Give the entries again exactly as they appear, but without the images.

**********

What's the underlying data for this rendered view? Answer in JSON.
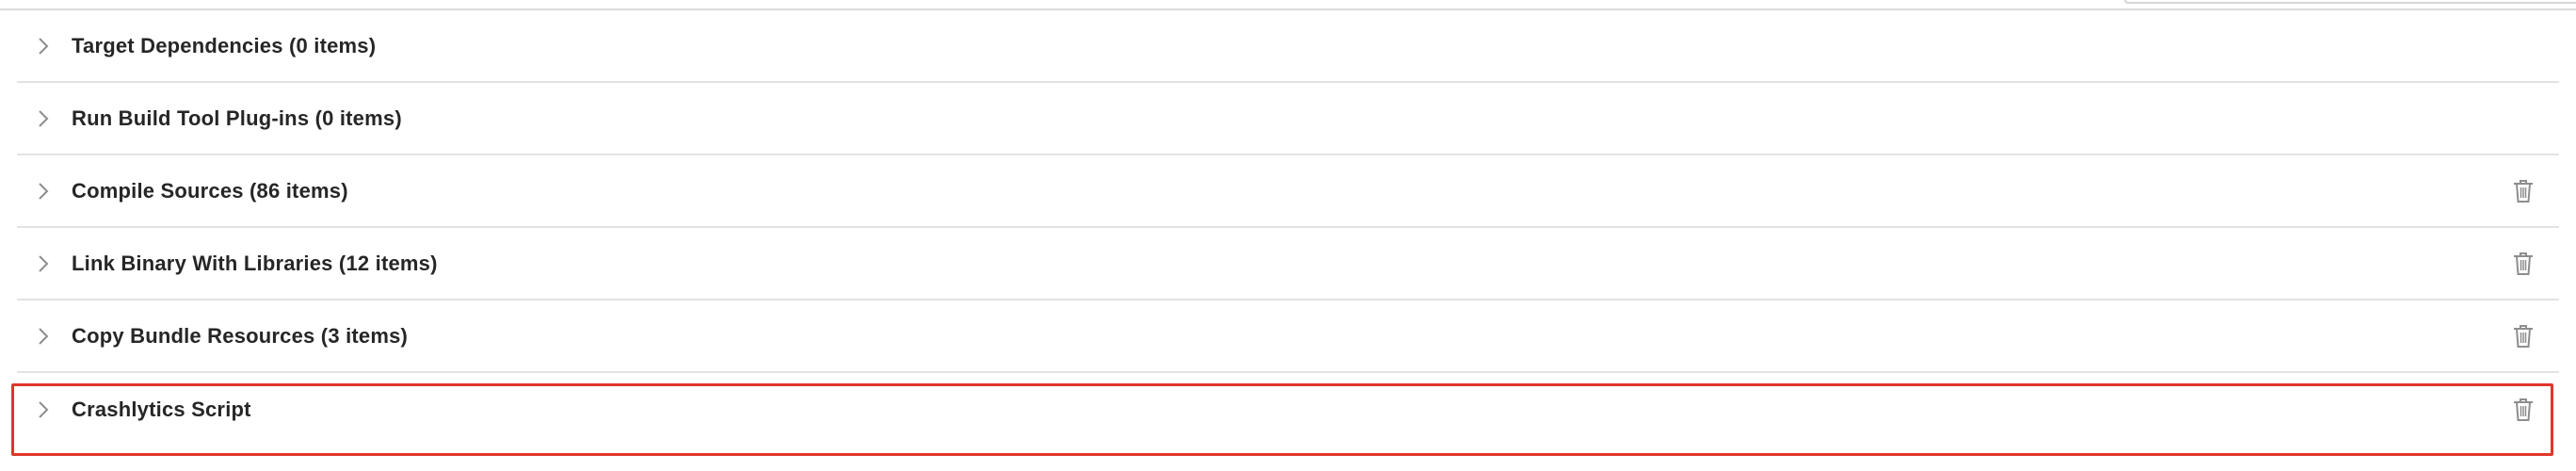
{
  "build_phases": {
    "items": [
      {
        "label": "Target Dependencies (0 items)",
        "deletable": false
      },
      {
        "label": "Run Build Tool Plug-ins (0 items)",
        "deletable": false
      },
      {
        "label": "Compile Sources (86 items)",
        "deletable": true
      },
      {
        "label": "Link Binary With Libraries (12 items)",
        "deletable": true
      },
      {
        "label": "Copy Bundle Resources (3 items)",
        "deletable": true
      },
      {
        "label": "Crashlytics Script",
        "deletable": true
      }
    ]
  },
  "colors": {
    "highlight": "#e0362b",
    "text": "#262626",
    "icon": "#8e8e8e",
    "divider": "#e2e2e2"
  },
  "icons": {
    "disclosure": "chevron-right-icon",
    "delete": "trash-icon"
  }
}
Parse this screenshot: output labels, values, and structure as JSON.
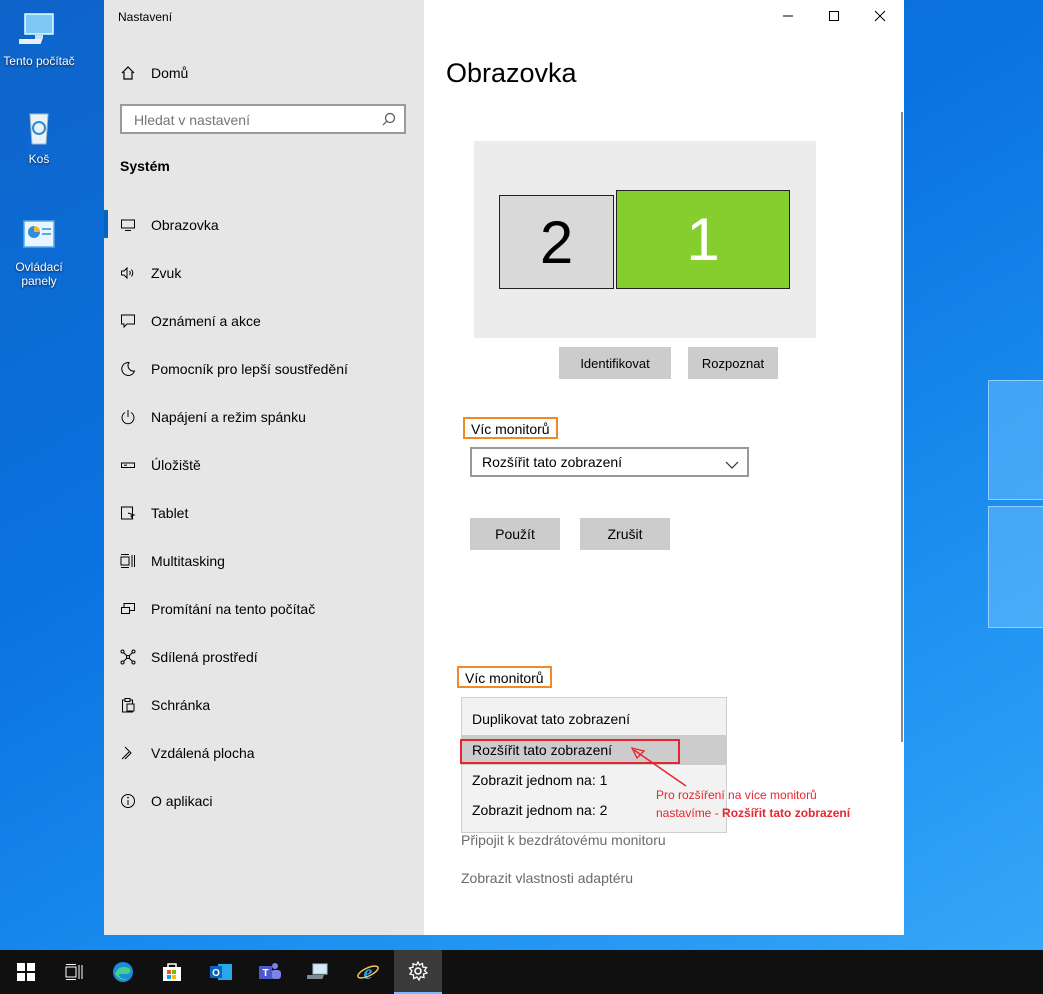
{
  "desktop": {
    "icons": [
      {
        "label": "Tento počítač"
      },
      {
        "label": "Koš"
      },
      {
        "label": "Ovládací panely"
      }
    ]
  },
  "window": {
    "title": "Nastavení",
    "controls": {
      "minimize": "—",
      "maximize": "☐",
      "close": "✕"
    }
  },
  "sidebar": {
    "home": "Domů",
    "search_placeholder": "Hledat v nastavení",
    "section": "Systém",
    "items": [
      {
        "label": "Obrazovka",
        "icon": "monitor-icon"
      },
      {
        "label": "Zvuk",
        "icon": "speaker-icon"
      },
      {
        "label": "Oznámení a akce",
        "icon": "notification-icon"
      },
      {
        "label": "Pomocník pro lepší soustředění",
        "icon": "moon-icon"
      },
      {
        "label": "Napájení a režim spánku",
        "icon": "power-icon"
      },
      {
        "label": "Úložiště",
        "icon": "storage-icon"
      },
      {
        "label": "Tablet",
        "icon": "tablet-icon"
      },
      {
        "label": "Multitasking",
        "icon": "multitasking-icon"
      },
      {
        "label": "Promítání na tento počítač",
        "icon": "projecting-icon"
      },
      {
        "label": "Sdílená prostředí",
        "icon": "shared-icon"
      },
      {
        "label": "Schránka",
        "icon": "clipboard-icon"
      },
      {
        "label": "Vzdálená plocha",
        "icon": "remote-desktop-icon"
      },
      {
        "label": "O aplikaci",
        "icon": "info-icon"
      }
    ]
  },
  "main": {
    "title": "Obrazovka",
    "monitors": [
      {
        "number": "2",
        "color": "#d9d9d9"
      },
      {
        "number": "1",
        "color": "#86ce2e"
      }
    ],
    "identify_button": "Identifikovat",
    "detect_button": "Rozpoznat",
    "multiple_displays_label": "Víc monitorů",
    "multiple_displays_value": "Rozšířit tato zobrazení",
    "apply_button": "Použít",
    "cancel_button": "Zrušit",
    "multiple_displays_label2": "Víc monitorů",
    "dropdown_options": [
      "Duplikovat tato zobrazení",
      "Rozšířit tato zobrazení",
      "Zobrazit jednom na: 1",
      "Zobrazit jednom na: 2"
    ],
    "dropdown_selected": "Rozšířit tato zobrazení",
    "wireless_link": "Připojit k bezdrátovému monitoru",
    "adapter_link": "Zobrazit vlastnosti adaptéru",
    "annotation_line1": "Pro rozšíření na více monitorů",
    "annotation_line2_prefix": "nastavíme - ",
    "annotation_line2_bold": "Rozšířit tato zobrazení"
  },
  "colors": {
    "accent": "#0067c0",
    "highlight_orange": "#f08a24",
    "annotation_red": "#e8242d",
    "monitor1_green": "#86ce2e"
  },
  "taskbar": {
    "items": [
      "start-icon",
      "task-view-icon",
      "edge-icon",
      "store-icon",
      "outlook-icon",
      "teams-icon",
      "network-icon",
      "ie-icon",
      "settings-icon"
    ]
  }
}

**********

_Response to the exercise_.
What's the underlying data for this rendered view? Answer in JSON.
{
  "build_phases": {
    "items": [
      {
        "label": "Target Dependencies (0 items)",
        "deletable": false
      },
      {
        "label": "Run Build Tool Plug-ins (0 items)",
        "deletable": false
      },
      {
        "label": "Compile Sources (86 items)",
        "deletable": true
      },
      {
        "label": "Link Binary With Libraries (12 items)",
        "deletable": true
      },
      {
        "label": "Copy Bundle Resources (3 items)",
        "deletable": true
      },
      {
        "label": "Crashlytics Script",
        "deletable": true
      }
    ]
  },
  "colors": {
    "highlight": "#e0362b",
    "text": "#262626",
    "icon": "#8e8e8e",
    "divider": "#e2e2e2"
  },
  "icons": {
    "disclosure": "chevron-right-icon",
    "delete": "trash-icon"
  }
}
Parse this screenshot: output labels, values, and structure as JSON.
{
  "desktop": {
    "icons": [
      {
        "label": "Tento počítač"
      },
      {
        "label": "Koš"
      },
      {
        "label": "Ovládací panely"
      }
    ]
  },
  "window": {
    "title": "Nastavení",
    "controls": {
      "minimize": "—",
      "maximize": "☐",
      "close": "✕"
    }
  },
  "sidebar": {
    "home": "Domů",
    "search_placeholder": "Hledat v nastavení",
    "section": "Systém",
    "items": [
      {
        "label": "Obrazovka",
        "icon": "monitor-icon"
      },
      {
        "label": "Zvuk",
        "icon": "speaker-icon"
      },
      {
        "label": "Oznámení a akce",
        "icon": "notification-icon"
      },
      {
        "label": "Pomocník pro lepší soustředění",
        "icon": "moon-icon"
      },
      {
        "label": "Napájení a režim spánku",
        "icon": "power-icon"
      },
      {
        "label": "Úložiště",
        "icon": "storage-icon"
      },
      {
        "label": "Tablet",
        "icon": "tablet-icon"
      },
      {
        "label": "Multitasking",
        "icon": "multitasking-icon"
      },
      {
        "label": "Promítání na tento počítač",
        "icon": "projecting-icon"
      },
      {
        "label": "Sdílená prostředí",
        "icon": "shared-icon"
      },
      {
        "label": "Schránka",
        "icon": "clipboard-icon"
      },
      {
        "label": "Vzdálená plocha",
        "icon": "remote-desktop-icon"
      },
      {
        "label": "O aplikaci",
        "icon": "info-icon"
      }
    ]
  },
  "main": {
    "title": "Obrazovka",
    "monitors": [
      {
        "number": "2",
        "color": "#d9d9d9"
      },
      {
        "number": "1",
        "color": "#86ce2e"
      }
    ],
    "identify_button": "Identifikovat",
    "detect_button": "Rozpoznat",
    "multiple_displays_label": "Víc monitorů",
    "multiple_displays_value": "Rozšířit tato zobrazení",
    "apply_button": "Použít",
    "cancel_button": "Zrušit",
    "multiple_displays_label2": "Víc monitorů",
    "dropdown_options": [
      "Duplikovat tato zobrazení",
      "Rozšířit tato zobrazení",
      "Zobrazit jednom na: 1",
      "Zobrazit jednom na: 2"
    ],
    "dropdown_selected": "Rozšířit tato zobrazení",
    "wireless_link": "Připojit k bezdrátovému monitoru",
    "adapter_link": "Zobrazit vlastnosti adaptéru",
    "annotation_line1": "Pro rozšíření na více monitorů",
    "annotation_line2_prefix": "nastavíme - ",
    "annotation_line2_bold": "Rozšířit tato zobrazení"
  },
  "colors": {
    "accent": "#0067c0",
    "highlight_orange": "#f08a24",
    "annotation_red": "#e8242d",
    "monitor1_green": "#86ce2e"
  },
  "taskbar": {
    "items": [
      "start-icon",
      "task-view-icon",
      "edge-icon",
      "store-icon",
      "outlook-icon",
      "teams-icon",
      "network-icon",
      "ie-icon",
      "settings-icon"
    ]
  }
}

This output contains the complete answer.